Written by Tom
This Cream Ale was the last of the four brews I attempted of the winter months. I wanted to brew a beer that could be lagered for some time in case I forgot about it. Cream Ales are usually fermented at the low end of ale temps in order to produce a lager-like beer. Sometimes there are cold conditioned, but do not have to be. As it turned out, I forgot about this beer and it stayed in the primary carboy for close to three months. The temperature was at a consistent 55 degrees so I guess it got a good cellaring. I wanted to use up some of the remaining grains and hops I had left from the first three brews so I added them to the recipe. It was a partial extract brew in that I only used 3 lbs of Amber LME. The remaining grain bill included: 1 lb Faked Maize, 1/2 lb of Flaked Rice, 2-Row Pale malt, Munich malt, Caramunich malt and 1/4 lb of Rolled Oats. Not really sure why I used all of these? Maybe curiosity had something to do with it. On the hop side I used 1 oz Saaz and 1/2 oz Perle to bitter and 1/2 oz Simcoe for finishing. I probably could have used the Simcoe to bitter since it has a higher AA%, but I did not want to overdo it.
I was also able to keg the entire 5 gallons after fixing the leak to the best of my ability. I think it might have a leak still, but I’ve been keeping the pressure up and I’m able to get a good draw. It was rewarding to tap my first keg and pour a homebrew. I have the keg sitting in the basement which is between 50-55 degrees. Doing so has given me a nice cask-type ale than you’d find in England. It has turned out to be a good session beer.
Appearance: It is a very clear copper hue with pale highlights. The head on a freshly poured pint is dense and foamy. There is some carbonation in the beer, but for the most part it is relatively low. The use of saffron threads helped to give some honey-like color. It is also darker than your average Cream Ale.
Aroma: The aroma is light and slightly fruity. Since it was not fermented at high temps the fruit ale notes do not present themselves as much. I think the strongest scent is that of DMS or corn, which comes across as plastic. There is an earthy hop character which I attribute to the Saaz and Perle. I do receive some toasted grain hints probably from the Munich and Caramunich malts.

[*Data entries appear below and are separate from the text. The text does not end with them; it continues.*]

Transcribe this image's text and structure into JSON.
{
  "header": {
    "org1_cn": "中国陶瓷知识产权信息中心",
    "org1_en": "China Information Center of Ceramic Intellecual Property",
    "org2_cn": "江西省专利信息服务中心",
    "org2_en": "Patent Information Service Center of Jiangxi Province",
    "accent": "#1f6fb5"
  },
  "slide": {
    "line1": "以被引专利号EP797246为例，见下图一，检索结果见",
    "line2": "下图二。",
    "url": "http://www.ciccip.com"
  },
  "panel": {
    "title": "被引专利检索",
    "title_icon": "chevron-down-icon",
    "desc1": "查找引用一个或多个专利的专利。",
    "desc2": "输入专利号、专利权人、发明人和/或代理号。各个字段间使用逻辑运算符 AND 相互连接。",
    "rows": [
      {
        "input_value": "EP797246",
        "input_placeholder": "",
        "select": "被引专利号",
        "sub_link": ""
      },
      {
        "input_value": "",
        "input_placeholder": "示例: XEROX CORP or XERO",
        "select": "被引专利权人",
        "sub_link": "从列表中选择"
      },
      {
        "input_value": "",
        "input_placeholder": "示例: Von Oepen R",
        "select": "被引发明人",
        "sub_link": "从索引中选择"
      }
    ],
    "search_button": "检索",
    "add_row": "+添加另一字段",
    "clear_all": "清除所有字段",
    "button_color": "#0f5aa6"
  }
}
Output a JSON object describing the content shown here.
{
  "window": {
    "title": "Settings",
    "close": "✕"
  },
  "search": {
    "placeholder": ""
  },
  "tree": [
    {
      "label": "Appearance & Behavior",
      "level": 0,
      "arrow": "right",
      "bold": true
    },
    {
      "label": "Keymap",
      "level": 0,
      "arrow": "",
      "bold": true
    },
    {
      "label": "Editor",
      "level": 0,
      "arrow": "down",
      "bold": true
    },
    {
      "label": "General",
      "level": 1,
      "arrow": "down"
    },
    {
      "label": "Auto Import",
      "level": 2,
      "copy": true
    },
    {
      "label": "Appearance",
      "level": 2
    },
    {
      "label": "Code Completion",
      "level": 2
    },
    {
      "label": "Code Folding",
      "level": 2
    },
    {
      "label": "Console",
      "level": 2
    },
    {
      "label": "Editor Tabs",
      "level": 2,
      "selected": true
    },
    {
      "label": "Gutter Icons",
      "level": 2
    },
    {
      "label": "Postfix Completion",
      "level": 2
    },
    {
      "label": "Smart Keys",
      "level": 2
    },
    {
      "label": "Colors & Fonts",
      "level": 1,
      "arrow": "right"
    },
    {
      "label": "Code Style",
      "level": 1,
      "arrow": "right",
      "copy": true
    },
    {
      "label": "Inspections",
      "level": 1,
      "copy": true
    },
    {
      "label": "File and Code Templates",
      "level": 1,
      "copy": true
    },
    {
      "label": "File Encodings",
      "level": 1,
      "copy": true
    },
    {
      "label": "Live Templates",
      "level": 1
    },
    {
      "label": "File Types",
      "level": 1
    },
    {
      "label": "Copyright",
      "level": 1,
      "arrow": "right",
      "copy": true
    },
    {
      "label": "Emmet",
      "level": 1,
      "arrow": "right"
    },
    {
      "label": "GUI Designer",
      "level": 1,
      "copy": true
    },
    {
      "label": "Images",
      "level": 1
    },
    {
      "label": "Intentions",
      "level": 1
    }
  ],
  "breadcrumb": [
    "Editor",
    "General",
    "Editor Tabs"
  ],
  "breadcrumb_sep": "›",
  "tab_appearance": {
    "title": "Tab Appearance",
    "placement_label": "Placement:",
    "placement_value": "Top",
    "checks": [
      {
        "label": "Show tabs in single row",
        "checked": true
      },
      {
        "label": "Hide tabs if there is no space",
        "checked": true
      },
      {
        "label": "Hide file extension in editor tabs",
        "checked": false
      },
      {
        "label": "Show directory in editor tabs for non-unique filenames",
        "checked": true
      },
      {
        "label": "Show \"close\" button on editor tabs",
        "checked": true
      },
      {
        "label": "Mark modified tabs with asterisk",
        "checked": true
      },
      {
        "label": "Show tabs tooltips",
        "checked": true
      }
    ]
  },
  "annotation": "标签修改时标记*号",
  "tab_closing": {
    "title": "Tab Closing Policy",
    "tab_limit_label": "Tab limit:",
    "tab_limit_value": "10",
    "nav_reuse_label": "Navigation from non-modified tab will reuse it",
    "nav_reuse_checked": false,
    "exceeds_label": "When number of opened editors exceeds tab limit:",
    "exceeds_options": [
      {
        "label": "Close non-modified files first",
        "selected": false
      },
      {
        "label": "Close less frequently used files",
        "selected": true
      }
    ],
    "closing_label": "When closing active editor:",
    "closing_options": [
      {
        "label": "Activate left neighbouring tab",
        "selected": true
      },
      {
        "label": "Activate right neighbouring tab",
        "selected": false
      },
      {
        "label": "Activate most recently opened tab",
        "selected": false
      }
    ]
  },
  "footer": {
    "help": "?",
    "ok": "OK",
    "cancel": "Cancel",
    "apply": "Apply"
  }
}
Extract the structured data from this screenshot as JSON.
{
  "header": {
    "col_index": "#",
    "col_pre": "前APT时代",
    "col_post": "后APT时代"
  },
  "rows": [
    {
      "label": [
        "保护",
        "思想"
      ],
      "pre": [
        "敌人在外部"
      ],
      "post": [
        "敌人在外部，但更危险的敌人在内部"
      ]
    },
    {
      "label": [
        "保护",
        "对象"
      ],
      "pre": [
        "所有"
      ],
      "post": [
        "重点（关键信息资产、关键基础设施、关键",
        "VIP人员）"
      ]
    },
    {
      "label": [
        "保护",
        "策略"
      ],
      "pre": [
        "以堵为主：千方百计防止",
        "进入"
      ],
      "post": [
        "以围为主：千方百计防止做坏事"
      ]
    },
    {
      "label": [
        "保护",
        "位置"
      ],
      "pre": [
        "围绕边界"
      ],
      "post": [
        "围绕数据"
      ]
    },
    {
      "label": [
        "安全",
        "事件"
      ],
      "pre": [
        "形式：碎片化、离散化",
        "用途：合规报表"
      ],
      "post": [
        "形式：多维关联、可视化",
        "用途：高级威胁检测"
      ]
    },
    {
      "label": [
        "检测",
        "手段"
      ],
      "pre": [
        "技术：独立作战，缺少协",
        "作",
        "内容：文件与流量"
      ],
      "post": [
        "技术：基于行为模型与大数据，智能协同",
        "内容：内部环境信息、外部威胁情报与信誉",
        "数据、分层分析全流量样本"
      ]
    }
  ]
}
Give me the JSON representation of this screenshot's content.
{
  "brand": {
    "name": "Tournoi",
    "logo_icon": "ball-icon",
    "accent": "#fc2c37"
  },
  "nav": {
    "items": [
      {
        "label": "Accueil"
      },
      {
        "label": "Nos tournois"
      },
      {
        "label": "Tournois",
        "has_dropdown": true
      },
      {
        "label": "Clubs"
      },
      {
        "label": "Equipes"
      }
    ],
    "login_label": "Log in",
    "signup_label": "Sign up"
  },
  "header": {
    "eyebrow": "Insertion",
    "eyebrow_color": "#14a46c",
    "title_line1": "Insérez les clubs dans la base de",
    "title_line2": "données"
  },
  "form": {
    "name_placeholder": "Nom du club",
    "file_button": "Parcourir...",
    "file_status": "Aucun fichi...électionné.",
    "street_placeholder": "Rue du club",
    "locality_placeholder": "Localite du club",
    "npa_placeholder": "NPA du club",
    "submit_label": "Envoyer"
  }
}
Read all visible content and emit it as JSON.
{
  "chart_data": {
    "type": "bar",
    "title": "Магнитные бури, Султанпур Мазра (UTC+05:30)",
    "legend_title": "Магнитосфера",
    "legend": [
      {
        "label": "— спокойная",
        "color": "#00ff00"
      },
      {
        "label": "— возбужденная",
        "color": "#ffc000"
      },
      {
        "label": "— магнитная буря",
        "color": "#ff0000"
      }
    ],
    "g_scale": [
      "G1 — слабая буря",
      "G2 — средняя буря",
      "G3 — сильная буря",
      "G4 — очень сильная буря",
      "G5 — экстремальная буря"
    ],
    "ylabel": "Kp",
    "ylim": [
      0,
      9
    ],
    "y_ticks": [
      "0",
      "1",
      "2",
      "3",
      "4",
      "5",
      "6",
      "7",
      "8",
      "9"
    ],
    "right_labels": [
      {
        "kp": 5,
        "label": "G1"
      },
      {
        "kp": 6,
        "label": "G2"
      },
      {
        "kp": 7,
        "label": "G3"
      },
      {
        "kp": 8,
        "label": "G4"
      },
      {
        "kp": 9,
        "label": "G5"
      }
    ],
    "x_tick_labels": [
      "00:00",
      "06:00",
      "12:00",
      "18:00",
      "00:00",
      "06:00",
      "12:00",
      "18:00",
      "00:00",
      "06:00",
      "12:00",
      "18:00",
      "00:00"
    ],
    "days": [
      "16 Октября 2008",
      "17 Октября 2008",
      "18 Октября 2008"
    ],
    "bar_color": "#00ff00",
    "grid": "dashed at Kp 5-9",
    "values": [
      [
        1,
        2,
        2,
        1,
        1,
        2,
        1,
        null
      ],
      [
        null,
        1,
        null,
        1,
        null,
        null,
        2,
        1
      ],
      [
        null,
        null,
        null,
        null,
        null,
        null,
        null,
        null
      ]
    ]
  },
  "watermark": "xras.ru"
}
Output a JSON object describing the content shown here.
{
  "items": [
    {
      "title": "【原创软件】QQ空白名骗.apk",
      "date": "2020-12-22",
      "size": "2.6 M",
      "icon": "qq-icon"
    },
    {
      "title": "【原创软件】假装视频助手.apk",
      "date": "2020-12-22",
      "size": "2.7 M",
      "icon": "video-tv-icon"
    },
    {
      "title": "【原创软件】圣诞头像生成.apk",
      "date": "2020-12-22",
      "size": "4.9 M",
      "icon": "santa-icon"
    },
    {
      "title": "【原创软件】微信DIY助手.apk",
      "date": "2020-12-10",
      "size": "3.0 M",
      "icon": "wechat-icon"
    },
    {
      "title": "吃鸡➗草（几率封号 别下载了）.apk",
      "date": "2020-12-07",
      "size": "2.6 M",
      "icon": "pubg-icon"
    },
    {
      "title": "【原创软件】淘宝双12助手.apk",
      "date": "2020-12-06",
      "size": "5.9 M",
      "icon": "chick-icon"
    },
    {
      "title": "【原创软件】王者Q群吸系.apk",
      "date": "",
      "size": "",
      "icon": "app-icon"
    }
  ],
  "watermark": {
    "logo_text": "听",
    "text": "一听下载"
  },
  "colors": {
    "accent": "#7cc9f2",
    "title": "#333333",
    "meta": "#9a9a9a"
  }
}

Taste: At first I was met by the plastic qualities that using too much corn impart. They are not overpowering, but take some time to get use to. Aside from that, I’d say the malts and hops balance pretty well. I experience the light adjunct ingredients, but also notice the toasted malts. There is a slight hint of honey due to the saffron I did not expect to find. The hops are earthy and pungent. The finish is rather dry, but palatable. I had a Bass Ale recently (last night) and found my beer to be close in flavor (which I considered a good thing). Drinkable!
Mouthfeel: On the lighter side of the spectrum, but that is to be expected. Dispensing from the keg provides a nice head that lasts the entire glass and just enough carb to prevent it from being flat. Easy drinking and low in alcohol (between 3-5%). I’m left feeling satisfied after a pint or two.
Grade: B- (or B on a good day)